I believe that there are also five vital tools that Physician Leaders in the 21st Century need to have. They address the fundamental thing we need….the ability to lead change in chaotic times.  The more they hone these skills the more successful they will be. Like in baseball very few will be perfect in all five .

The tools that physician leaders need to  have are:

  • Solid and respected clinical skills (1)
  • Comprehensive communication skills (2)
  • The abilities to Create (3), Execute (4) and Sustain (5)

While the first two are hardly “new”, the emphasis on creating, initiating and sustaining change are a 21st century phenomenon.

Clinical Skills:

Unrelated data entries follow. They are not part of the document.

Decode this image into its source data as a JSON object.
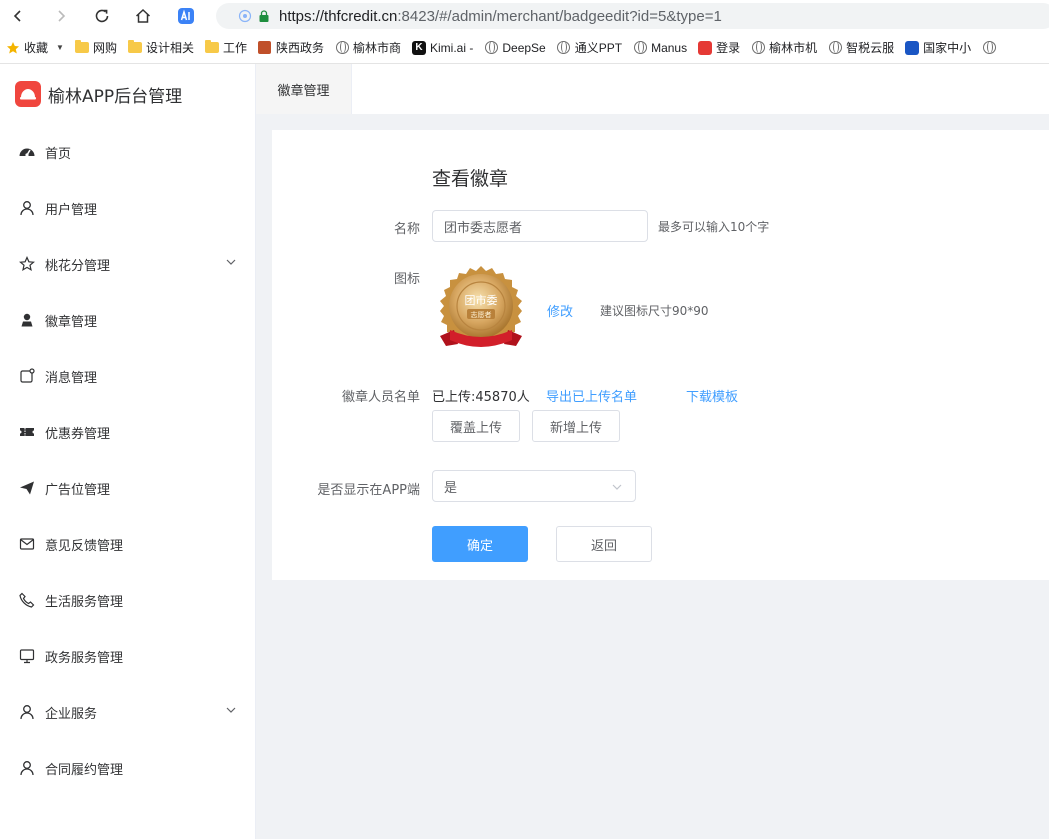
{
  "browser": {
    "url_host": "https://thfcredit.cn",
    "url_rest": ":8423/#/admin/merchant/badgeedit?id=5&type=1",
    "bookmarks": [
      "收藏",
      "网购",
      "设计相关",
      "工作",
      "陕西政务",
      "榆林市商",
      "Kimi.ai -",
      "DeepSe",
      "通义PPT",
      "Manus",
      "登录",
      "榆林市机",
      "智税云服",
      "国家中小"
    ]
  },
  "sidebar": {
    "title": "榆林APP后台管理",
    "items": [
      {
        "label": "首页",
        "icon": "dashboard-icon"
      },
      {
        "label": "用户管理",
        "icon": "user-icon"
      },
      {
        "label": "桃花分管理",
        "icon": "star-icon",
        "expandable": true
      },
      {
        "label": "徽章管理",
        "icon": "person-solid-icon"
      },
      {
        "label": "消息管理",
        "icon": "message-icon"
      },
      {
        "label": "优惠券管理",
        "icon": "ticket-icon"
      },
      {
        "label": "广告位管理",
        "icon": "send-icon"
      },
      {
        "label": "意见反馈管理",
        "icon": "mail-icon"
      },
      {
        "label": "生活服务管理",
        "icon": "phone-icon"
      },
      {
        "label": "政务服务管理",
        "icon": "monitor-icon"
      },
      {
        "label": "企业服务",
        "icon": "user-icon",
        "expandable": true
      },
      {
        "label": "合同履约管理",
        "icon": "user-icon"
      }
    ]
  },
  "tabs": {
    "active": "徽章管理"
  },
  "form": {
    "title": "查看徽章",
    "name_label": "名称",
    "name_value": "团市委志愿者",
    "name_hint": "最多可以输入10个字",
    "icon_label": "图标",
    "badge_text_top": "团市委",
    "badge_text_bottom": "志愿者",
    "modify_link": "修改",
    "icon_hint": "建议图标尺寸90*90",
    "members_label": "徽章人员名单",
    "uploaded_text": "已上传:45870人",
    "export_link": "导出已上传名单",
    "download_link": "下载模板",
    "overwrite_button": "覆盖上传",
    "add_button": "新增上传",
    "display_label": "是否显示在APP端",
    "display_value": "是",
    "confirm_button": "确定",
    "back_button": "返回"
  },
  "colors": {
    "primary": "#409eff",
    "brand": "#f0463e"
  }
}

tt-positions-greenNo matter how much the practice of medicine changes or will change it is ultimately a conservative and somewhat insular discipline. While we practice many specialties there are commonalities: The experience of medical school and residency and the focus on patient care. Without a solid clinical base recognized either from years of clinical practice or possession of coveted knowledge it is unlikely other physicians will follow you. Furthermore the perception that you are no longer sufficiently clinical (ie swinging a hammer) can also reduce your value on clinical matters. Simply put physician leaders must stay grounded somehow in the clinical world no matter how difficult that could be time-wise.


email picThis is perhaps the most difficult of the 5-Tools to define. It takes some courage to get up in front of your distinguished peers and tell them to do something.
It is even harder to get them to listen. We are used to communicating with each other clinically. But this is different. You have to find both universal messages that work for all physicians but also appeal to the differences within and between specialties.

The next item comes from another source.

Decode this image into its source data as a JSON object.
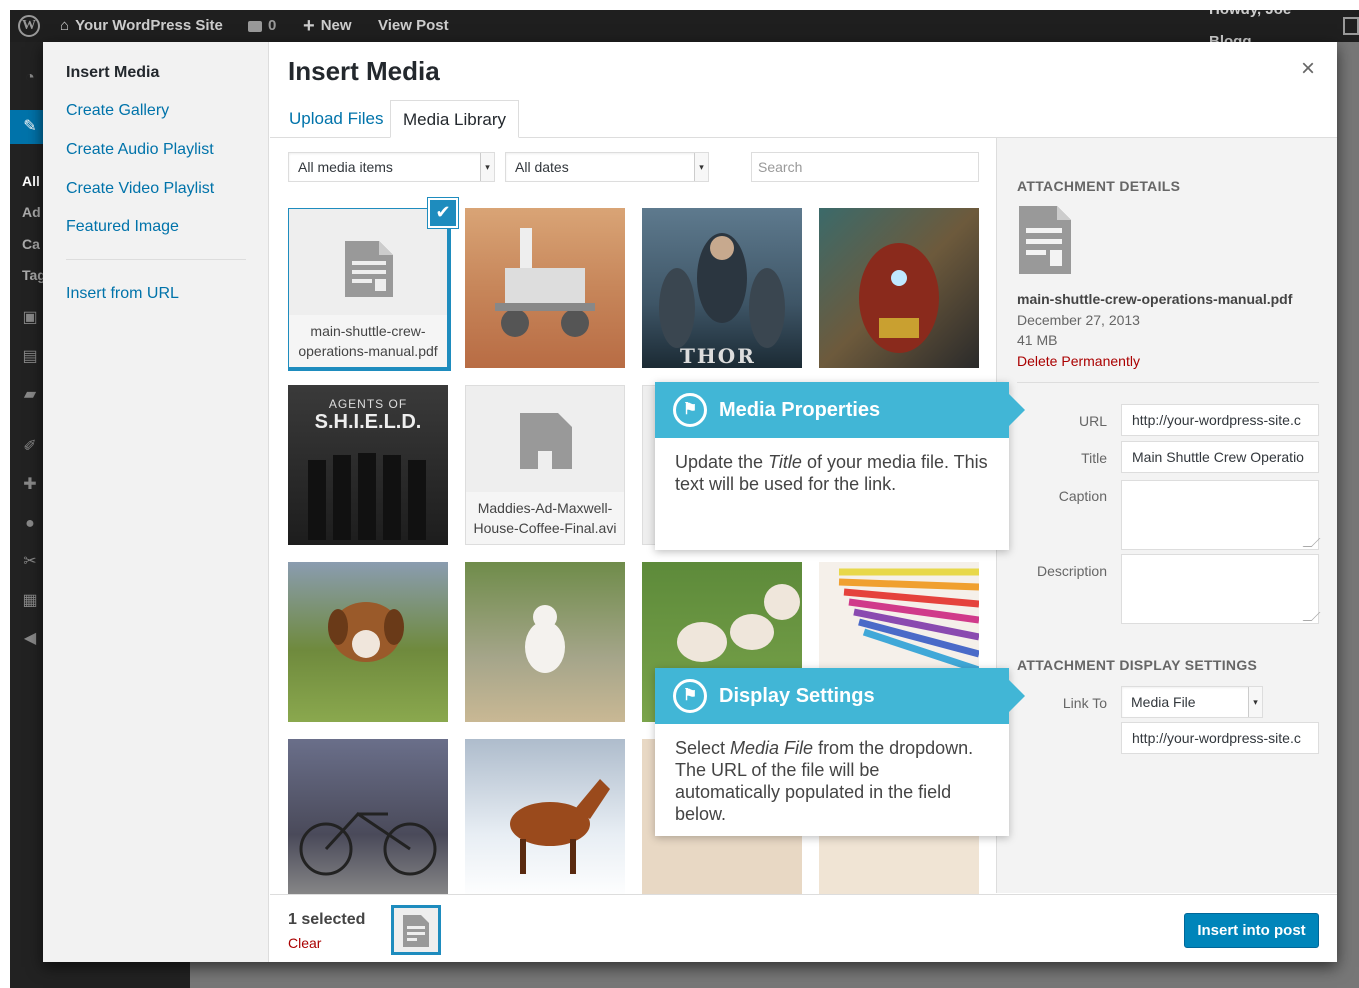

Communication also requires mastering different media. In an average sized hospital it would almost be impossible to communicate only in person. Most physicians (40ish and above) can be reached reliably through emails. Very few physicians under 30 these days ever open email and prefer texting and other mobile app based venues.

Create, Execute and Sustain:

technologyMedicine is becoming more integrated, more coordinated and requires cooperation across not only specialties but also disciplines (nursing, allied health, etc). If physicians are to lead they must be able to influence the way care is provided. Physicians should be well suited for these tasks. From 3rd year of medical school on we have been creating differential diagnosis, initiating treatment plans and sustaining the attention required to complete our rigorous training.

These three tools though are separate and unique. We have all met physicians who have great complex ideas that they expound upon at every staff meeting. They have vision and passion (to create) but are unable to translate that into action or sustained results.

On the opposite end is the physician who is frequently belittled by colleagues but loved by chairs. She or he is always the first one to turn in their required paperwork, is never late with their charts, and carries forward the protocols and policies of their department (the Sustainer).

The Executor is like the shock troop of change management. Able to rally their medical staff or department and charge full force into the unknown. They are able to translate the creative ideas into action and start the ball rolling. They understand the pros and cons of the change and provide the energy to get the initial job done. Like the Creators however they frequently lose interest after a while and sustained change is threatened.


As stated earlier it is rare to find a truly 5-Tool Physician Leader. Some of the most successful I have known only possessed 2 or 3 but were smart enough to surround themselves with others who possessed the other tools. It is important to remember that while these tools are vital to a physician leader they are not the only skills needed. Comfort with data and analytics (both Big and Little Data) along with a fundamental understanding of finances and budgeting are crucial as well.